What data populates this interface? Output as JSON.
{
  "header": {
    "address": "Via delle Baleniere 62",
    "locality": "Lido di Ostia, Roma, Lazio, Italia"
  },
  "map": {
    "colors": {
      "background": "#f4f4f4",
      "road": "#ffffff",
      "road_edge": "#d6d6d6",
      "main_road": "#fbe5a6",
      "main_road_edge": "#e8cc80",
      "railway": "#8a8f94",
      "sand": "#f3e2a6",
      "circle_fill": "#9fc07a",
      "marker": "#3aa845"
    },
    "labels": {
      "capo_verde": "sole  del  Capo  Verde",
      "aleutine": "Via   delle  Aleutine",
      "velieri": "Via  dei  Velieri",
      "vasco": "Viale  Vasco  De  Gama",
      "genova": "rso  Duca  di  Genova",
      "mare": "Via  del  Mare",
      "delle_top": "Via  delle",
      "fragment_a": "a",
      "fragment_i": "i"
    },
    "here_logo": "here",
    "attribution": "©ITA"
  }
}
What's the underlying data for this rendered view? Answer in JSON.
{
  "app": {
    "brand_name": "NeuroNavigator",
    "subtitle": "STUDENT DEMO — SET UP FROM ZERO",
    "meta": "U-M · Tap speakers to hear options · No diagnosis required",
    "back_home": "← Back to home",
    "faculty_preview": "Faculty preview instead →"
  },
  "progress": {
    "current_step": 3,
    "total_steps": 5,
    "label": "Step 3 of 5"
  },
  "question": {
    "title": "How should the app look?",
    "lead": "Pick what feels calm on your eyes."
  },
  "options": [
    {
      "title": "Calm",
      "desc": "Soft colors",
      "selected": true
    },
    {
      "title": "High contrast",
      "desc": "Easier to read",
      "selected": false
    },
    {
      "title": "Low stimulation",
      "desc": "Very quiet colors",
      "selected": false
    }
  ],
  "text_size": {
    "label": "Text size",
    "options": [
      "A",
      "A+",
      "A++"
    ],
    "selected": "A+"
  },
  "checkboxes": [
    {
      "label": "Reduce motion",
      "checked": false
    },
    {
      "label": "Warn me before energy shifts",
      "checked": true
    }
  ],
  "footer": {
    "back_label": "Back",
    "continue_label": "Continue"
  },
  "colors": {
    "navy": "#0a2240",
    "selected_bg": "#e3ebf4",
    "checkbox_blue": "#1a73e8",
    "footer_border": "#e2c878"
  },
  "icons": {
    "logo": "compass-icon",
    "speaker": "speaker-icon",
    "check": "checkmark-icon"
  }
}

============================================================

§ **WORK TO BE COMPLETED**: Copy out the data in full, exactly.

§ **TASK RESULT**:
What data populates this interface? Output as JSON.
{
  "header": {
    "address": "Via delle Baleniere 62",
    "locality": "Lido di Ostia, Roma, Lazio, Italia"
  },
  "map": {
    "colors": {
      "background": "#f4f4f4",
      "road": "#ffffff",
      "road_edge": "#d6d6d6",
      "main_road": "#fbe5a6",
      "main_road_edge": "#e8cc80",
      "railway": "#8a8f94",
      "sand": "#f3e2a6",
      "circle_fill": "#9fc07a",
      "marker": "#3aa845"
    },
    "labels": {
      "capo_verde": "sole  del  Capo  Verde",
      "aleutine": "Via   delle  Aleutine",
      "velieri": "Via  dei  Velieri",
      "vasco": "Viale  Vasco  De  Gama",
      "genova": "rso  Duca  di  Genova",
      "mare": "Via  del  Mare",
      "delle_top": "Via  delle",
      "fragment_a": "a",
      "fragment_i": "i"
    },
    "here_logo": "here",
    "attribution": "©ITA"
  }
}
What's the underlying data for this rendered view? Answer in JSON.
{
  "app": {
    "brand_name": "NeuroNavigator",
    "subtitle": "STUDENT DEMO — SET UP FROM ZERO",
    "meta": "U-M · Tap speakers to hear options · No diagnosis required",
    "back_home": "← Back to home",
    "faculty_preview": "Faculty preview instead →"
  },
  "progress": {
    "current_step": 3,
    "total_steps": 5,
    "label": "Step 3 of 5"
  },
  "question": {
    "title": "How should the app look?",
    "lead": "Pick what feels calm on your eyes."
  },
  "options": [
    {
      "title": "Calm",
      "desc": "Soft colors",
      "selected": true
    },
    {
      "title": "High contrast",
      "desc": "Easier to read",
      "selected": false
    },
    {
      "title": "Low stimulation",
      "desc": "Very quiet colors",
      "selected": false
    }
  ],
  "text_size": {
    "label": "Text size",
    "options": [
      "A",
      "A+",
      "A++"
    ],
    "selected": "A+"
  },
  "checkboxes": [
    {
      "label": "Reduce motion",
      "checked": false
    },
    {
      "label": "Warn me before energy shifts",
      "checked": true
    }
  ],
  "footer": {
    "back_label": "Back",
    "continue_label": "Continue"
  },
  "colors": {
    "navy": "#0a2240",
    "selected_bg": "#e3ebf4",
    "checkbox_blue": "#1a73e8",
    "footer_border": "#e2c878"
  },
  "icons": {
    "logo": "compass-icon",
    "speaker": "speaker-icon",
    "check": "checkmark-icon"
  }
}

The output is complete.